On my way home from work today, I felt heavy. NPR was talking and I wasn't listening. Not even twenty four hours until the biggest election of my lifetime and I was totally disconnected from every bit of news surrounding it. I couldn't help it.  I was haunted by that faded, dogeared photograph of that teenage boy who will never be a man and hearing his mother telling me about how she wished she could have saved him from that environment. But couldn't. On that drive, I wondered what my favorite Grady elder was doing and hoped that he could find just a tiny ray of sunshine because, dammit, he deserves it.
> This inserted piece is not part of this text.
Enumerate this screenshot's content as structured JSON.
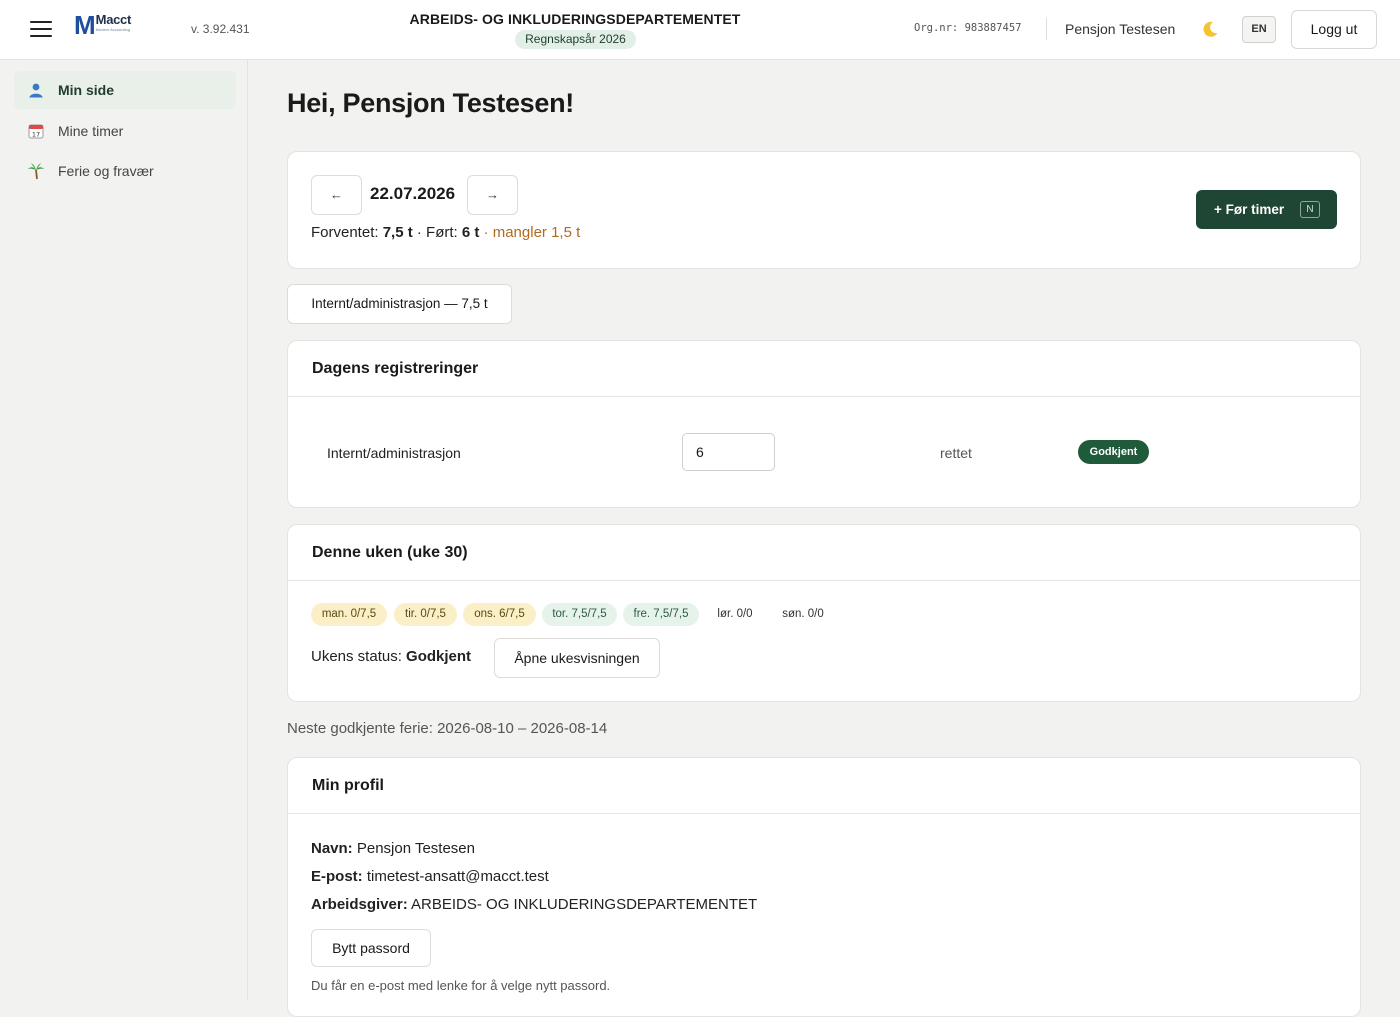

And you know? You'd think that a day like this would make me not want to do this job. Like it would feel too burdensome to carry around day after day, right? I don't know. It's weird. In ways that even I don't understand, it's the days like this one that make me appreciate being a Grady doctor the most. These are the days that I feel like my steps have been ordered and like I am more plugged into God than I could be anywhere else. The ones that make me hug my children tighter, make me want to write faster than my fingers can type and that end with me drifting asleep with clasped hands in a fetal position.

I don't know. I just. . .yeah.
So today? Today was tough. I saw and heard things that weren't natural. Out of the order of nature and not how things should be.

But something tells me that I was exactly where I was supposed to be.  And that part does feel natural.


Monday, Monday. Can't trust that day.

Now playing. . . .


  1. I sat at the bedside of a dying friend today and thought a lot of these thoughts -- how weird and unnatural it was. The day in LA was so freaking hot -- unnatural. It feels so unnatural to be so nervous about the election tomorrow -- well, I just hear you. I would say, though, that the way you tell your truth, your life, your story is incredibly natural, and I'm grateful for it --

    1. Thank you, Elizabeth. Writing about it made me feel so much better. I needed to tell this truth. For them, for me.

  2. Agreed. You were and are, exactly where you are supposed to be.

    Maria, fellow Meharrian

  3. Speaking of NPR, have you heard that doctor interviewed who is the physician of the Dali Lama? He talked about how His Holiness chooses his physicians not just on skill but on HEART, as well.
    I think that he would most definitely choose you to be one of his doctors.
    And thus, your patients receive the exact same sort of care that the Dali Lama would receive. Which means that yes, you are most certainly in the right place, doing the right thing right now.

    1. Heart is important. Even if it leads to crying in front of patients, I know it's necessary and therapeutic. We heal each other.

  4. Your compassion for your patients brings tears to my eyes. My daddy was blessed with a doctor that listened to him before he died. I will always be grateful for that.

    1. We all need compassion, don't we? It sounds like your daddy was a special man. I'm glad his doctor recognized that.

  5. Thank you soo much for your life-stories!! The empathy that radiates from these posts is soo humble & true! I am soo glad that your patients have you to grapple their burdens with, and even more grateful that you share them here for us to read.

    1. I appreciate these kind words and I also appreciate you reading. Thank you, friend.

  6. All we really want is for someone to pay attention to us, isn't it? And you paid singular attention to both of these people. You honored that woman and her son's memory and acknowledged your FP's predicament. That is sacred. Amen.


"Tell me something good. . . tell me that you like it, yeah." ~ Chaka Khan

Related Posts with Thumbnails